The Convair auction is being conducted by Norman Levy Associates of Southfield, Mich., and that too is part of a new trend. Levy is the world’s largest industrial auction, appraisal and liquidation firm.
Name an industry that has down-scaled or restructured, and chances are Norman Levy Associates has been there. Norman Levy clients have included Caterpillar, Chrysler, Eastern Airlines and AT&T.;
Earlier this year, the 44-year-old firm opened an office in Alameda in Northern California, its first west of the Mississippi.
The goal is to enhance the firm’s chances of continuing to get the lion’s share of the aerospace and Silicon Valley auctions at which the electronics industry is shedding equipment made obsolete by new technology and products.
Robert Levy, 37, the firm’s president and the son of the late founder, knows that for every big aerospace auction, there are stories of job loss and pain. On the first day of the Convair auction, dozens of retired and laid-off Convair employees sadly watched the sale of machinery they had spent their work lives using and tending.
“This is the saddest day of my life,” one retiree said.
Still, Levy prefers to see an auction as proof of the dynamism of the capitalist system. Someone needs to sell, someone wants to buy. The world’s richest economy moves on.
The aerospace industry has withered, but the automobile industry is booming. California is declining as a big manufacturing state, but the South is growing.
“We’re selling equipment to get it back into use,” Levy said. “Someone will buy this equipment and be able to create jobs, have increased productivity or new product capability.

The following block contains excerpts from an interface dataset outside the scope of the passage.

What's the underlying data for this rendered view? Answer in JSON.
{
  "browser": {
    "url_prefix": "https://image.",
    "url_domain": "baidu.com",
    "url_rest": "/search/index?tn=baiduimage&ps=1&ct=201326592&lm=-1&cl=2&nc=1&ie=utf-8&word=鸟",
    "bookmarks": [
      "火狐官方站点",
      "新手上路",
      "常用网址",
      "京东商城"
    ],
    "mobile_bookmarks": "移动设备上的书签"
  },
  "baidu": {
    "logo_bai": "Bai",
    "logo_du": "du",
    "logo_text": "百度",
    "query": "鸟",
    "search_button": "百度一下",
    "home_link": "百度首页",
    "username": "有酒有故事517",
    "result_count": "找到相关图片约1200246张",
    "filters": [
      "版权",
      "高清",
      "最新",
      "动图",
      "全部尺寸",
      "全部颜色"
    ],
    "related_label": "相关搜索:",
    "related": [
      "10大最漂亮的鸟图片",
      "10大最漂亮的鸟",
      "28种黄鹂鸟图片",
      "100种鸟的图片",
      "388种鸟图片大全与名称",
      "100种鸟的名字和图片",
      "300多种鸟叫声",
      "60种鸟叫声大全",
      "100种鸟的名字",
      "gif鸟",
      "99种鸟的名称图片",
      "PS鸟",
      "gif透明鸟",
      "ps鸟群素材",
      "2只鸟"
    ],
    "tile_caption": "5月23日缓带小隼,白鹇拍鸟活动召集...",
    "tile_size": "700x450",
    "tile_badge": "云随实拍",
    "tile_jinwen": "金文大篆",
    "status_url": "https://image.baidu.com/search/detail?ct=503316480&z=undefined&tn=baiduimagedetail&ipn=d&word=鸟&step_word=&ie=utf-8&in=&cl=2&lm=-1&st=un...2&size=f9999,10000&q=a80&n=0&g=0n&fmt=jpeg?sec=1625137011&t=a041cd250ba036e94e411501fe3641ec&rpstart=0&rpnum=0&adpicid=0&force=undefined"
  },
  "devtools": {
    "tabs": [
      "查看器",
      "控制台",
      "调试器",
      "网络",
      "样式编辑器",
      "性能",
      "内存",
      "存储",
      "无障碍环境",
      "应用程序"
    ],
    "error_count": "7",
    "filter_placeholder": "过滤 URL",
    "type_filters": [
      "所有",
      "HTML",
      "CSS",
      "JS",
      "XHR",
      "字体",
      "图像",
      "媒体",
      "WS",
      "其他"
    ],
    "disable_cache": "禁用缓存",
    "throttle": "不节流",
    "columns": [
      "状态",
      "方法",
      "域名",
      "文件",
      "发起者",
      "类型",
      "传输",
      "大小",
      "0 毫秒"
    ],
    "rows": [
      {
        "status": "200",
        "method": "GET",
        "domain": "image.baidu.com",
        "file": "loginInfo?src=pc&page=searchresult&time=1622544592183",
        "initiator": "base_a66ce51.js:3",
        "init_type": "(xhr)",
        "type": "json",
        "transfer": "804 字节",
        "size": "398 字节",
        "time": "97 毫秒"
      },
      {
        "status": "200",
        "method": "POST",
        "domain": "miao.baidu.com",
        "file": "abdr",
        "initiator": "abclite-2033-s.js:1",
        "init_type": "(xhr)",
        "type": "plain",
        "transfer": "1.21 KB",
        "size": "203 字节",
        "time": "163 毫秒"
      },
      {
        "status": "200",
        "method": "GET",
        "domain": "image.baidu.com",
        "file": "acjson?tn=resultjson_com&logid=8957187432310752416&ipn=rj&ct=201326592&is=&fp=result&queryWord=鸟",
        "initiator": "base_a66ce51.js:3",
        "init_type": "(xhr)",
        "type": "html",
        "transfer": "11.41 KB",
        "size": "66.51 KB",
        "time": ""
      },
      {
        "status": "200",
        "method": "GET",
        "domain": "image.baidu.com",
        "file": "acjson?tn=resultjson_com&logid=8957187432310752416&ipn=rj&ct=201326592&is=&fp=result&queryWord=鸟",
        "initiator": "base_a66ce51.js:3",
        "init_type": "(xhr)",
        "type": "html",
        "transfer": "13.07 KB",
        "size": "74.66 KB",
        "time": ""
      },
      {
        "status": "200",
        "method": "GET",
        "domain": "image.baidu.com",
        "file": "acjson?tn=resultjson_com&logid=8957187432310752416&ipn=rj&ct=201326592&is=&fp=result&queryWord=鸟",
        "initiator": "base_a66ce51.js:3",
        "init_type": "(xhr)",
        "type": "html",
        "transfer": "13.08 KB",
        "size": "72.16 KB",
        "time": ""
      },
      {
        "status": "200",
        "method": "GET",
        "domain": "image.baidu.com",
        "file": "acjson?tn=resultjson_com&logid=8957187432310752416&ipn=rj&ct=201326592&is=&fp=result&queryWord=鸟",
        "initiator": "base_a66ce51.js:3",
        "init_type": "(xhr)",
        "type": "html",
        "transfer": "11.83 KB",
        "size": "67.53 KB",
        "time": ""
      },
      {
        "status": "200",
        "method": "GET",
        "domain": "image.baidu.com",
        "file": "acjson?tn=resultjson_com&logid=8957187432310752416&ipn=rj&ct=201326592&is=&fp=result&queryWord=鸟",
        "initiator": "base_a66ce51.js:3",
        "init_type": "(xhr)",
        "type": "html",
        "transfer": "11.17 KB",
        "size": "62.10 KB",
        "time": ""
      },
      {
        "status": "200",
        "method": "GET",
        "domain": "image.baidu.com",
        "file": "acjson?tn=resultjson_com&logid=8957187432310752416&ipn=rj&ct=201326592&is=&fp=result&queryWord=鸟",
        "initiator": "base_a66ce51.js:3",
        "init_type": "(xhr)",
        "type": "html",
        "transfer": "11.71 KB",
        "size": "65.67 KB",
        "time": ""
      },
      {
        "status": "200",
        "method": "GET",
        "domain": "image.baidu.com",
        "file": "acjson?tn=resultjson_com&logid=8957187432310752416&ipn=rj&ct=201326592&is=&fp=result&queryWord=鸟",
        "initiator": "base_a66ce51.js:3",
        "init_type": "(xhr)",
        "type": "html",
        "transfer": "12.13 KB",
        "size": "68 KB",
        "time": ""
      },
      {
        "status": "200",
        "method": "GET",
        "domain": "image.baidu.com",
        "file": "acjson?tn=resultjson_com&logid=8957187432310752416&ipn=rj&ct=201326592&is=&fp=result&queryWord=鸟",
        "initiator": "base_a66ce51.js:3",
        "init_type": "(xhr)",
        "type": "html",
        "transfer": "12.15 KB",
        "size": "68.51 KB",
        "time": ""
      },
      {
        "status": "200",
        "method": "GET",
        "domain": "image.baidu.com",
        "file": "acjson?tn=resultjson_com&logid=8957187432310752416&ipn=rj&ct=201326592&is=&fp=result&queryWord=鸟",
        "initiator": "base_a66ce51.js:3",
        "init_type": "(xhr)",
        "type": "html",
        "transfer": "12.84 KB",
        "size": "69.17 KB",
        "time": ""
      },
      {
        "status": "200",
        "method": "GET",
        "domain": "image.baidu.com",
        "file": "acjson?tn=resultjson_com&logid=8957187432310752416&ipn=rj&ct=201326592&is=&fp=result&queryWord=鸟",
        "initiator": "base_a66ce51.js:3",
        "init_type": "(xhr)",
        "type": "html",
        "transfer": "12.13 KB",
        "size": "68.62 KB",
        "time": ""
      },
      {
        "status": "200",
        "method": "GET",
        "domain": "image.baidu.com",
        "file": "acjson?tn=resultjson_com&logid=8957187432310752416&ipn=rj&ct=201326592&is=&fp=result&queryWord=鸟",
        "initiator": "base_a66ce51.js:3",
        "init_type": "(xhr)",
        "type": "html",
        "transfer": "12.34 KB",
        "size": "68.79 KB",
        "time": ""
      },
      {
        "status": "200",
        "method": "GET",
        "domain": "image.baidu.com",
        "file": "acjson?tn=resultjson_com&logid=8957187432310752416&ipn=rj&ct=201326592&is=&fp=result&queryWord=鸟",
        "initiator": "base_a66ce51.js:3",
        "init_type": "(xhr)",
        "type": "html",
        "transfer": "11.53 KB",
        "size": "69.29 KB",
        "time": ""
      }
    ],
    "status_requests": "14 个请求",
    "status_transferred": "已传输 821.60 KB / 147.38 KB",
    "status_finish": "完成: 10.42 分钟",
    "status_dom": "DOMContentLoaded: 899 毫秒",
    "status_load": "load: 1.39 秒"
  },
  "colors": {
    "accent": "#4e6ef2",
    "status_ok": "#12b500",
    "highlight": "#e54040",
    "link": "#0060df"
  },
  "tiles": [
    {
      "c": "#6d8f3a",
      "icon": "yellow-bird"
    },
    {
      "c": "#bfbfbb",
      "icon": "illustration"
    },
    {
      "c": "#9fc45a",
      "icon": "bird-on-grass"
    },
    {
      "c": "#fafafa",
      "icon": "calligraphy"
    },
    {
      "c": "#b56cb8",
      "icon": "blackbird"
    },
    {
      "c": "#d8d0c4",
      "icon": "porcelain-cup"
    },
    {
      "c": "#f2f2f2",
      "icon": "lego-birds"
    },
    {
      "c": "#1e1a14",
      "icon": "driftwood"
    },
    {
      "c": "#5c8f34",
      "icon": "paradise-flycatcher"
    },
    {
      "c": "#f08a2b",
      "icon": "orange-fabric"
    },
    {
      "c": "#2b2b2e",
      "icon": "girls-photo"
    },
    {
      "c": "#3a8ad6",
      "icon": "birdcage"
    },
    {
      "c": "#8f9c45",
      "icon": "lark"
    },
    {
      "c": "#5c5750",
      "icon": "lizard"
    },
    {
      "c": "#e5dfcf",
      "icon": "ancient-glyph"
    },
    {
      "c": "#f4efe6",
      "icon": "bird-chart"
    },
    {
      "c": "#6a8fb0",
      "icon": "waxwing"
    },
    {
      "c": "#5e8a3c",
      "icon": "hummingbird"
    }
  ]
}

It’s all part of a free market system.”
Roy Gilmour, the Convair manager overseeing the auction, agrees with the life-goes-on philosophy.
“I’ve done my crying for Convair,” said Gilmour, an employee at the plant for 36 years. “Now I want to see this stuff recycled to someone who can use it.”
Much of the machinery will be resold by wholesalers to small machine shops, the kind of shops that would leap at a good price on a Leblond Makino Regal Servo Shift 15-by-30 Quick Change Geared Head Lathe, which is used to cut threads in metal.
The decline of California aerospace has also created a boomlet for companies that specialize in the rigging and moving of heavy industrial machinery across town or across country. Many of their reps are at the Convair auction trolling for business.
“Business is great, as long as things are leaving California,” said Dennis R. O’Hara, general field superintendent at Mammoet Western of South El Monte. “In a couple of years, who knows? But right now, we’re busy.”
“California is hot right now for our business,” said Rick Bollinger, Fontana-based representative for the Georgia-based TRISM Co. of Ft. Worth.
It would be wrong to think of the Convair auction as a fire sale. This is what is called a “reserved” auction where, under California law, the auctioneer has the right to refuse to sell any piece of equipment when he considers the bids too low.
In the world of auctioneering, Norman Levy enjoys a reputation for fairness, for demanding good prices for clients but not holding out for exorbitant ones. “If you come to a Levy auction, you know it’s a straight deal,” Stevens said.
Bob Norris, a former television newsman who lives in Yorba Linda and consults for companies looking for quality-control machinery, is at the Convair auction on behalf of A. A. Jansson Inc., machinery dealers in Livonia, Mich. At other auctions, he has bid on behalf of companies from Singapore, Taiwan and Japan.
Buying at auction is a competitive enterprise, and Norris knows his competitors. He’s been seeing them regularly for several years and he notes that their bids are getting higher, a sign that the demand for machinery is rising.
Even after the Convair auction closes Saturday, it won’t be long before the traveling company of buyers reconvenes.
“Most of them will be at the Northrop auction” on Dec. 19 in Hawthorne, Norris said.